March 17, 2014
READ: Acts 20:13-38
They were sad most of all because he had said that they would never see him again. Then they escorted him down to the ship (v.38).
Today I told my friend Jen goodbye. Having met her a year ago, I liked her from the first time I interviewed her for a teaching position in our department. I soon realised we were twins born 8 years apart—she too keeps bananas in her freezer and has a sensitive heart. Witty, bright, strong—and unafraid to cry—Jen embraces life with passion. I’ll miss her dearly as she begins a new life with her husband in a different part of the country. As unexpectedly as our paths crossed, they now divide.
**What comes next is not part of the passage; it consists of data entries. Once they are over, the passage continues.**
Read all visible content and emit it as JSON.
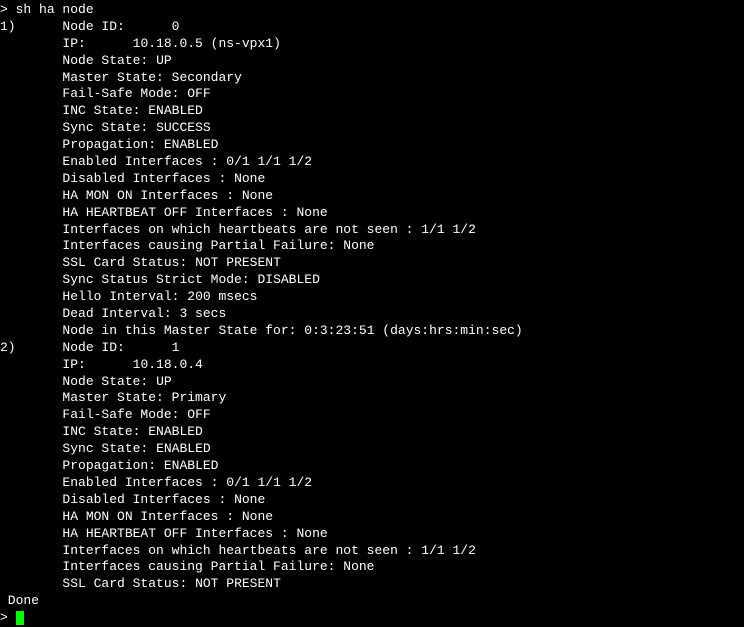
{
  "prompt": ">",
  "command": "sh ha node",
  "node1": {
    "index": "1)",
    "node_id_label": "Node ID:",
    "node_id": "0",
    "ip_label": "IP:",
    "ip": "10.18.0.5 (ns-vpx1)",
    "node_state_label": "Node State:",
    "node_state": "UP",
    "master_state_label": "Master State:",
    "master_state": "Secondary",
    "failsafe_label": "Fail-Safe Mode:",
    "failsafe": "OFF",
    "inc_state_label": "INC State:",
    "inc_state": "ENABLED",
    "sync_state_label": "Sync State:",
    "sync_state": "SUCCESS",
    "propagation_label": "Propagation:",
    "propagation": "ENABLED",
    "enabled_if_label": "Enabled Interfaces :",
    "enabled_if": "0/1 1/1 1/2",
    "disabled_if_label": "Disabled Interfaces :",
    "disabled_if": "None",
    "hamon_label": "HA MON ON Interfaces :",
    "hamon": "None",
    "heartbeat_off_label": "HA HEARTBEAT OFF Interfaces :",
    "heartbeat_off": "None",
    "heartbeat_not_seen_label": "Interfaces on which heartbeats are not seen :",
    "heartbeat_not_seen": "1/1 1/2",
    "partial_failure_label": "Interfaces causing Partial Failure:",
    "partial_failure": "None",
    "ssl_label": "SSL Card Status:",
    "ssl": "NOT PRESENT",
    "sync_strict_label": "Sync Status Strict Mode:",
    "sync_strict": "DISABLED",
    "hello_label": "Hello Interval:",
    "hello": "200 msecs",
    "dead_label": "Dead Interval:",
    "dead": "3 secs",
    "uptime_label": "Node in this Master State for:",
    "uptime": "0:3:23:51 (days:hrs:min:sec)"
  },
  "node2": {
    "index": "2)",
    "node_id_label": "Node ID:",
    "node_id": "1",
    "ip_label": "IP:",
    "ip": "10.18.0.4",
    "node_state_label": "Node State:",
    "node_state": "UP",
    "master_state_label": "Master State:",
    "master_state": "Primary",
    "failsafe_label": "Fail-Safe Mode:",
    "failsafe": "OFF",
    "inc_state_label": "INC State:",
    "inc_state": "ENABLED",
    "sync_state_label": "Sync State:",
    "sync_state": "ENABLED",
    "propagation_label": "Propagation:",
    "propagation": "ENABLED",
    "enabled_if_label": "Enabled Interfaces :",
    "enabled_if": "0/1 1/1 1/2",
    "disabled_if_label": "Disabled Interfaces :",
    "disabled_if": "None",
    "hamon_label": "HA MON ON Interfaces :",
    "hamon": "None",
    "heartbeat_off_label": "HA HEARTBEAT OFF Interfaces :",
    "heartbeat_off": "None",
    "heartbeat_not_seen_label": "Interfaces on which heartbeats are not seen :",
    "heartbeat_not_seen": "1/1 1/2",
    "partial_failure_label": "Interfaces causing Partial Failure:",
    "partial_failure": "None",
    "ssl_label": "SSL Card Status:",
    "ssl": "NOT PRESENT"
  },
  "done": " Done",
  "final_prompt": ">"
}
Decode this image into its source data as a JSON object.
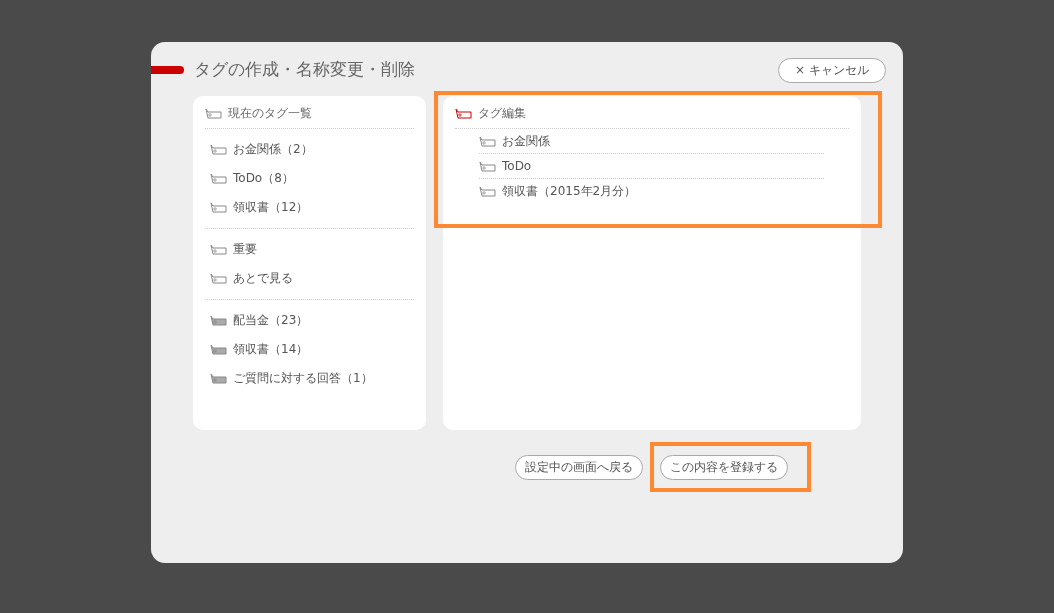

Travelling around Europe and Asia, the apostle Paul knew more of partings and distance in his relationships than he did of consistency and geographical closeness. Though he was unafraid to tell of his disappointment in various relationships and quick to ask for aid when needed (2 Timothy 1:15, 4:10-13), the account of his meeting with the elders from Ephesus for a final goodbye provides an intimate glimpse into the love Paul had for others. He wanted—and perhaps even needed—to see them again (Acts 20:17). But when dealing with the finality of this parting, Paul kept his eyes focused on the purpose God had given him for those relationships in the first place: to advance Jesus’ kingdom (vv.24-25).
Separation isn’t easy, even when we know God is in control and especially when the relationship is one that has brought spiritual growth to our lives. We fear change; we dread loss. But we can either live closed off in an attempt to avoid painful goodbyes, or we can fully love those God gives us in a divine—not random—appointment.
When the goodbyes invariably come, our hope remains constant: God is up to something good (Romans 8:28). —Regina Franklin
Ruth 3:1-18 ‹365-day plan
Read 1 Samuel 20:27-42 and consider how David and Jonathan’s lives would have been decidedly different if they had made their always being together a contingency for their obedience to God.
How can we determine if fear of loss is affecting our ability to form healthy, godly relationships with others? What person has God recently brought into your life in a divine manner? How are you stewarding that relationship?